# What the task asks:
Please copy every line from the records below that contains the string "Dynamics".

# Records for the task:

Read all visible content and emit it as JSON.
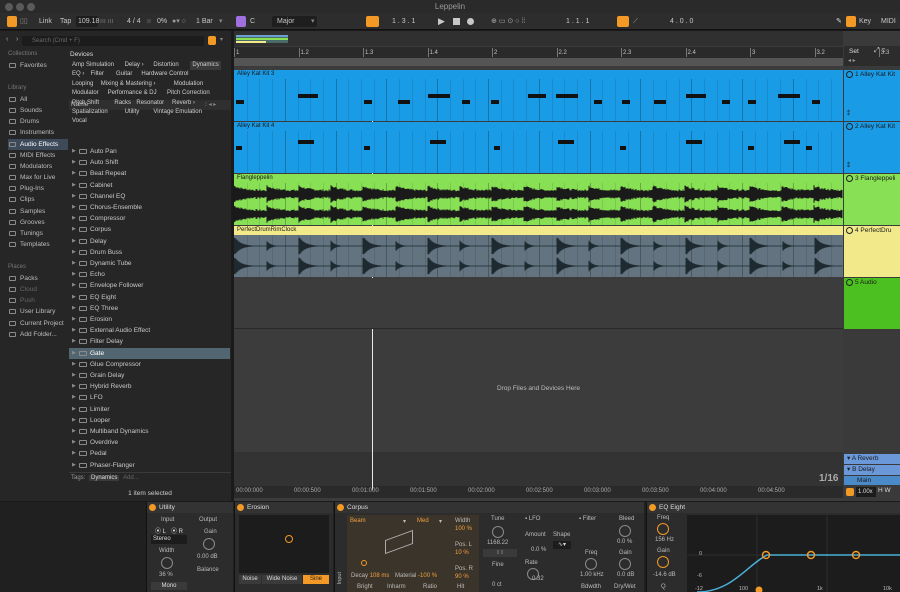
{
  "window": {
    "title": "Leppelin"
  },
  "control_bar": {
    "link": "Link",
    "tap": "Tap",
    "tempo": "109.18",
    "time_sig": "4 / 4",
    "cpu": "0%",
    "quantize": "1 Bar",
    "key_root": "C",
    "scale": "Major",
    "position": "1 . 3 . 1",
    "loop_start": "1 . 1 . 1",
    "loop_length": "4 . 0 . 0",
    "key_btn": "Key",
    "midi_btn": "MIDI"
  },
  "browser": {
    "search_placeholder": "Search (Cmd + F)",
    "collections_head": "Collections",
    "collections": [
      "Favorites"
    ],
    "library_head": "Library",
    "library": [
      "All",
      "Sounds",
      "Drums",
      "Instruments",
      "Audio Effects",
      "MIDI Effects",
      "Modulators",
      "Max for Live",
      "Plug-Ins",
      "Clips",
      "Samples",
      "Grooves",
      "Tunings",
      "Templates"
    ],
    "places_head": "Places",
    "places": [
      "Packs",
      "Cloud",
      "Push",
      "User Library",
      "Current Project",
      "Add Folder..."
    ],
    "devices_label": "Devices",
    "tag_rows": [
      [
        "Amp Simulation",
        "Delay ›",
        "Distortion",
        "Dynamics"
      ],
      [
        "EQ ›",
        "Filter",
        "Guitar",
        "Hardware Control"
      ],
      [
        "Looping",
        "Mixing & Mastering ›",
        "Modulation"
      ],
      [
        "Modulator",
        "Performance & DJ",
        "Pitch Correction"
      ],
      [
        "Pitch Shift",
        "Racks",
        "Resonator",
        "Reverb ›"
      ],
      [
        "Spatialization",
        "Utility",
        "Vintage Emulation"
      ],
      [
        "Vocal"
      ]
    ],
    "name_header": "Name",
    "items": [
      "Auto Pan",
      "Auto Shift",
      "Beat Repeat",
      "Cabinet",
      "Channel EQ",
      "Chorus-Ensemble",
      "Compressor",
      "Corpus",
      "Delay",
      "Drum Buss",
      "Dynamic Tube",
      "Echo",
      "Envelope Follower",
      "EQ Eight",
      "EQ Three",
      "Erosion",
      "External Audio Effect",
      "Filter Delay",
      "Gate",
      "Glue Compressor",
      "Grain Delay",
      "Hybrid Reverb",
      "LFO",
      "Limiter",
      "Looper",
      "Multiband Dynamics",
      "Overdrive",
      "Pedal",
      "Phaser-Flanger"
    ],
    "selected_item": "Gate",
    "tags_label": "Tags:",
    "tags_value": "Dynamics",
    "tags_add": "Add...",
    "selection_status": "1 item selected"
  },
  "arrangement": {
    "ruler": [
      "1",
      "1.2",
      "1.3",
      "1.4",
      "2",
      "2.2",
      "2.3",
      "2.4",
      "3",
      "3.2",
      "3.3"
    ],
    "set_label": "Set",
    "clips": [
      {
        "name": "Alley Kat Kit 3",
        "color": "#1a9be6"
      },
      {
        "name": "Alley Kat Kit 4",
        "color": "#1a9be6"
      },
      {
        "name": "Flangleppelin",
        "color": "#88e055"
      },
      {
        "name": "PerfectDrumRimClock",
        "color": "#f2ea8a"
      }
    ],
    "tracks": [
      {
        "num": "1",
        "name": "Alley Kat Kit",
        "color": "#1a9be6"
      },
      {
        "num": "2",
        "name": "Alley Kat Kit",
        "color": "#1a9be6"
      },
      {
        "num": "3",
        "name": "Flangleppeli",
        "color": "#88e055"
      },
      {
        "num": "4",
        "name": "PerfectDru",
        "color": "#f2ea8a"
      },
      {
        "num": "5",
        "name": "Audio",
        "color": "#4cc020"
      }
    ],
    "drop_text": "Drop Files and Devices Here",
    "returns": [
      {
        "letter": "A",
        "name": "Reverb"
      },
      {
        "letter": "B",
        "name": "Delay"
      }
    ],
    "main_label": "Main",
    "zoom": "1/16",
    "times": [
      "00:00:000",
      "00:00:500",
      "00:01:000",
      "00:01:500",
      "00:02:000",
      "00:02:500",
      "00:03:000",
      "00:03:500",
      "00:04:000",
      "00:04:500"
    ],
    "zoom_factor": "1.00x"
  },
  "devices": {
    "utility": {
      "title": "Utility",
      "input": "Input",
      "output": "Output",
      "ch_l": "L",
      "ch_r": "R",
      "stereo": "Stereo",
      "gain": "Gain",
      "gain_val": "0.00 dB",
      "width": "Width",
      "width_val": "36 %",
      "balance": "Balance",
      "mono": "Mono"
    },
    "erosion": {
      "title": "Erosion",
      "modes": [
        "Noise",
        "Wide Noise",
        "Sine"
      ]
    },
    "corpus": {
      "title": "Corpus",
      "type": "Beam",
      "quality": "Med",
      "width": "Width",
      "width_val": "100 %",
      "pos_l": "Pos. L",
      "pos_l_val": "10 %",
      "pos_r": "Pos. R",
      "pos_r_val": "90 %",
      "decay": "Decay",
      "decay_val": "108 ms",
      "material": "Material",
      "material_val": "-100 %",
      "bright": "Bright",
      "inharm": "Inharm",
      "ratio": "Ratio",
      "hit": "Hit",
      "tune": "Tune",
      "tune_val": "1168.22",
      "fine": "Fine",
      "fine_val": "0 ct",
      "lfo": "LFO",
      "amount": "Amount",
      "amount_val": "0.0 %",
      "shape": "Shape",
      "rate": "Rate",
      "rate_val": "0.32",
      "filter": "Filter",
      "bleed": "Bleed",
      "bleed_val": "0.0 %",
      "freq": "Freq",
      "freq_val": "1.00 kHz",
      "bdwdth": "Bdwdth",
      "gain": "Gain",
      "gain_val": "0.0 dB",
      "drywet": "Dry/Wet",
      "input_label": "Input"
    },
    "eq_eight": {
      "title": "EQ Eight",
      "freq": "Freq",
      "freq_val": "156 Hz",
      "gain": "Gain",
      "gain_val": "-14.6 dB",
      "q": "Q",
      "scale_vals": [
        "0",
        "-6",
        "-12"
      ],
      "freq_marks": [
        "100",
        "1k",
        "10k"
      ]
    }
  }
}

# Solution to the exercise:
        "Dynamics"
      "Multiband Dynamics",
    "tags_value": "Dynamics",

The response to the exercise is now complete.